### DESCRIPTION OF THE TASK:
Output the listing below verbatim, without images.
⁂
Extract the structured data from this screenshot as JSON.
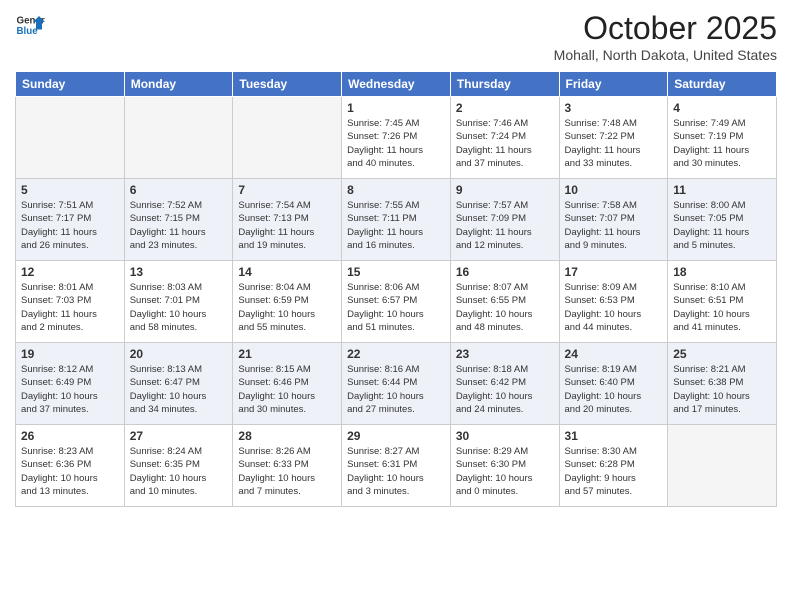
{
  "header": {
    "logo_line1": "General",
    "logo_line2": "Blue",
    "month": "October 2025",
    "location": "Mohall, North Dakota, United States"
  },
  "days_of_week": [
    "Sunday",
    "Monday",
    "Tuesday",
    "Wednesday",
    "Thursday",
    "Friday",
    "Saturday"
  ],
  "weeks": [
    [
      {
        "day": "",
        "info": ""
      },
      {
        "day": "",
        "info": ""
      },
      {
        "day": "",
        "info": ""
      },
      {
        "day": "1",
        "info": "Sunrise: 7:45 AM\nSunset: 7:26 PM\nDaylight: 11 hours\nand 40 minutes."
      },
      {
        "day": "2",
        "info": "Sunrise: 7:46 AM\nSunset: 7:24 PM\nDaylight: 11 hours\nand 37 minutes."
      },
      {
        "day": "3",
        "info": "Sunrise: 7:48 AM\nSunset: 7:22 PM\nDaylight: 11 hours\nand 33 minutes."
      },
      {
        "day": "4",
        "info": "Sunrise: 7:49 AM\nSunset: 7:19 PM\nDaylight: 11 hours\nand 30 minutes."
      }
    ],
    [
      {
        "day": "5",
        "info": "Sunrise: 7:51 AM\nSunset: 7:17 PM\nDaylight: 11 hours\nand 26 minutes."
      },
      {
        "day": "6",
        "info": "Sunrise: 7:52 AM\nSunset: 7:15 PM\nDaylight: 11 hours\nand 23 minutes."
      },
      {
        "day": "7",
        "info": "Sunrise: 7:54 AM\nSunset: 7:13 PM\nDaylight: 11 hours\nand 19 minutes."
      },
      {
        "day": "8",
        "info": "Sunrise: 7:55 AM\nSunset: 7:11 PM\nDaylight: 11 hours\nand 16 minutes."
      },
      {
        "day": "9",
        "info": "Sunrise: 7:57 AM\nSunset: 7:09 PM\nDaylight: 11 hours\nand 12 minutes."
      },
      {
        "day": "10",
        "info": "Sunrise: 7:58 AM\nSunset: 7:07 PM\nDaylight: 11 hours\nand 9 minutes."
      },
      {
        "day": "11",
        "info": "Sunrise: 8:00 AM\nSunset: 7:05 PM\nDaylight: 11 hours\nand 5 minutes."
      }
    ],
    [
      {
        "day": "12",
        "info": "Sunrise: 8:01 AM\nSunset: 7:03 PM\nDaylight: 11 hours\nand 2 minutes."
      },
      {
        "day": "13",
        "info": "Sunrise: 8:03 AM\nSunset: 7:01 PM\nDaylight: 10 hours\nand 58 minutes."
      },
      {
        "day": "14",
        "info": "Sunrise: 8:04 AM\nSunset: 6:59 PM\nDaylight: 10 hours\nand 55 minutes."
      },
      {
        "day": "15",
        "info": "Sunrise: 8:06 AM\nSunset: 6:57 PM\nDaylight: 10 hours\nand 51 minutes."
      },
      {
        "day": "16",
        "info": "Sunrise: 8:07 AM\nSunset: 6:55 PM\nDaylight: 10 hours\nand 48 minutes."
      },
      {
        "day": "17",
        "info": "Sunrise: 8:09 AM\nSunset: 6:53 PM\nDaylight: 10 hours\nand 44 minutes."
      },
      {
        "day": "18",
        "info": "Sunrise: 8:10 AM\nSunset: 6:51 PM\nDaylight: 10 hours\nand 41 minutes."
      }
    ],
    [
      {
        "day": "19",
        "info": "Sunrise: 8:12 AM\nSunset: 6:49 PM\nDaylight: 10 hours\nand 37 minutes."
      },
      {
        "day": "20",
        "info": "Sunrise: 8:13 AM\nSunset: 6:47 PM\nDaylight: 10 hours\nand 34 minutes."
      },
      {
        "day": "21",
        "info": "Sunrise: 8:15 AM\nSunset: 6:46 PM\nDaylight: 10 hours\nand 30 minutes."
      },
      {
        "day": "22",
        "info": "Sunrise: 8:16 AM\nSunset: 6:44 PM\nDaylight: 10 hours\nand 27 minutes."
      },
      {
        "day": "23",
        "info": "Sunrise: 8:18 AM\nSunset: 6:42 PM\nDaylight: 10 hours\nand 24 minutes."
      },
      {
        "day": "24",
        "info": "Sunrise: 8:19 AM\nSunset: 6:40 PM\nDaylight: 10 hours\nand 20 minutes."
      },
      {
        "day": "25",
        "info": "Sunrise: 8:21 AM\nSunset: 6:38 PM\nDaylight: 10 hours\nand 17 minutes."
      }
    ],
    [
      {
        "day": "26",
        "info": "Sunrise: 8:23 AM\nSunset: 6:36 PM\nDaylight: 10 hours\nand 13 minutes."
      },
      {
        "day": "27",
        "info": "Sunrise: 8:24 AM\nSunset: 6:35 PM\nDaylight: 10 hours\nand 10 minutes."
      },
      {
        "day": "28",
        "info": "Sunrise: 8:26 AM\nSunset: 6:33 PM\nDaylight: 10 hours\nand 7 minutes."
      },
      {
        "day": "29",
        "info": "Sunrise: 8:27 AM\nSunset: 6:31 PM\nDaylight: 10 hours\nand 3 minutes."
      },
      {
        "day": "30",
        "info": "Sunrise: 8:29 AM\nSunset: 6:30 PM\nDaylight: 10 hours\nand 0 minutes."
      },
      {
        "day": "31",
        "info": "Sunrise: 8:30 AM\nSunset: 6:28 PM\nDaylight: 9 hours\nand 57 minutes."
      },
      {
        "day": "",
        "info": ""
      }
    ]
  ]
}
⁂
### RESPONSE TO THIS EXERCISE:
Extract the structured data from this screenshot as JSON.
{
  "header": {
    "logo_line1": "General",
    "logo_line2": "Blue",
    "month": "October 2025",
    "location": "Mohall, North Dakota, United States"
  },
  "days_of_week": [
    "Sunday",
    "Monday",
    "Tuesday",
    "Wednesday",
    "Thursday",
    "Friday",
    "Saturday"
  ],
  "weeks": [
    [
      {
        "day": "",
        "info": ""
      },
      {
        "day": "",
        "info": ""
      },
      {
        "day": "",
        "info": ""
      },
      {
        "day": "1",
        "info": "Sunrise: 7:45 AM\nSunset: 7:26 PM\nDaylight: 11 hours\nand 40 minutes."
      },
      {
        "day": "2",
        "info": "Sunrise: 7:46 AM\nSunset: 7:24 PM\nDaylight: 11 hours\nand 37 minutes."
      },
      {
        "day": "3",
        "info": "Sunrise: 7:48 AM\nSunset: 7:22 PM\nDaylight: 11 hours\nand 33 minutes."
      },
      {
        "day": "4",
        "info": "Sunrise: 7:49 AM\nSunset: 7:19 PM\nDaylight: 11 hours\nand 30 minutes."
      }
    ],
    [
      {
        "day": "5",
        "info": "Sunrise: 7:51 AM\nSunset: 7:17 PM\nDaylight: 11 hours\nand 26 minutes."
      },
      {
        "day": "6",
        "info": "Sunrise: 7:52 AM\nSunset: 7:15 PM\nDaylight: 11 hours\nand 23 minutes."
      },
      {
        "day": "7",
        "info": "Sunrise: 7:54 AM\nSunset: 7:13 PM\nDaylight: 11 hours\nand 19 minutes."
      },
      {
        "day": "8",
        "info": "Sunrise: 7:55 AM\nSunset: 7:11 PM\nDaylight: 11 hours\nand 16 minutes."
      },
      {
        "day": "9",
        "info": "Sunrise: 7:57 AM\nSunset: 7:09 PM\nDaylight: 11 hours\nand 12 minutes."
      },
      {
        "day": "10",
        "info": "Sunrise: 7:58 AM\nSunset: 7:07 PM\nDaylight: 11 hours\nand 9 minutes."
      },
      {
        "day": "11",
        "info": "Sunrise: 8:00 AM\nSunset: 7:05 PM\nDaylight: 11 hours\nand 5 minutes."
      }
    ],
    [
      {
        "day": "12",
        "info": "Sunrise: 8:01 AM\nSunset: 7:03 PM\nDaylight: 11 hours\nand 2 minutes."
      },
      {
        "day": "13",
        "info": "Sunrise: 8:03 AM\nSunset: 7:01 PM\nDaylight: 10 hours\nand 58 minutes."
      },
      {
        "day": "14",
        "info": "Sunrise: 8:04 AM\nSunset: 6:59 PM\nDaylight: 10 hours\nand 55 minutes."
      },
      {
        "day": "15",
        "info": "Sunrise: 8:06 AM\nSunset: 6:57 PM\nDaylight: 10 hours\nand 51 minutes."
      },
      {
        "day": "16",
        "info": "Sunrise: 8:07 AM\nSunset: 6:55 PM\nDaylight: 10 hours\nand 48 minutes."
      },
      {
        "day": "17",
        "info": "Sunrise: 8:09 AM\nSunset: 6:53 PM\nDaylight: 10 hours\nand 44 minutes."
      },
      {
        "day": "18",
        "info": "Sunrise: 8:10 AM\nSunset: 6:51 PM\nDaylight: 10 hours\nand 41 minutes."
      }
    ],
    [
      {
        "day": "19",
        "info": "Sunrise: 8:12 AM\nSunset: 6:49 PM\nDaylight: 10 hours\nand 37 minutes."
      },
      {
        "day": "20",
        "info": "Sunrise: 8:13 AM\nSunset: 6:47 PM\nDaylight: 10 hours\nand 34 minutes."
      },
      {
        "day": "21",
        "info": "Sunrise: 8:15 AM\nSunset: 6:46 PM\nDaylight: 10 hours\nand 30 minutes."
      },
      {
        "day": "22",
        "info": "Sunrise: 8:16 AM\nSunset: 6:44 PM\nDaylight: 10 hours\nand 27 minutes."
      },
      {
        "day": "23",
        "info": "Sunrise: 8:18 AM\nSunset: 6:42 PM\nDaylight: 10 hours\nand 24 minutes."
      },
      {
        "day": "24",
        "info": "Sunrise: 8:19 AM\nSunset: 6:40 PM\nDaylight: 10 hours\nand 20 minutes."
      },
      {
        "day": "25",
        "info": "Sunrise: 8:21 AM\nSunset: 6:38 PM\nDaylight: 10 hours\nand 17 minutes."
      }
    ],
    [
      {
        "day": "26",
        "info": "Sunrise: 8:23 AM\nSunset: 6:36 PM\nDaylight: 10 hours\nand 13 minutes."
      },
      {
        "day": "27",
        "info": "Sunrise: 8:24 AM\nSunset: 6:35 PM\nDaylight: 10 hours\nand 10 minutes."
      },
      {
        "day": "28",
        "info": "Sunrise: 8:26 AM\nSunset: 6:33 PM\nDaylight: 10 hours\nand 7 minutes."
      },
      {
        "day": "29",
        "info": "Sunrise: 8:27 AM\nSunset: 6:31 PM\nDaylight: 10 hours\nand 3 minutes."
      },
      {
        "day": "30",
        "info": "Sunrise: 8:29 AM\nSunset: 6:30 PM\nDaylight: 10 hours\nand 0 minutes."
      },
      {
        "day": "31",
        "info": "Sunrise: 8:30 AM\nSunset: 6:28 PM\nDaylight: 9 hours\nand 57 minutes."
      },
      {
        "day": "",
        "info": ""
      }
    ]
  ]
}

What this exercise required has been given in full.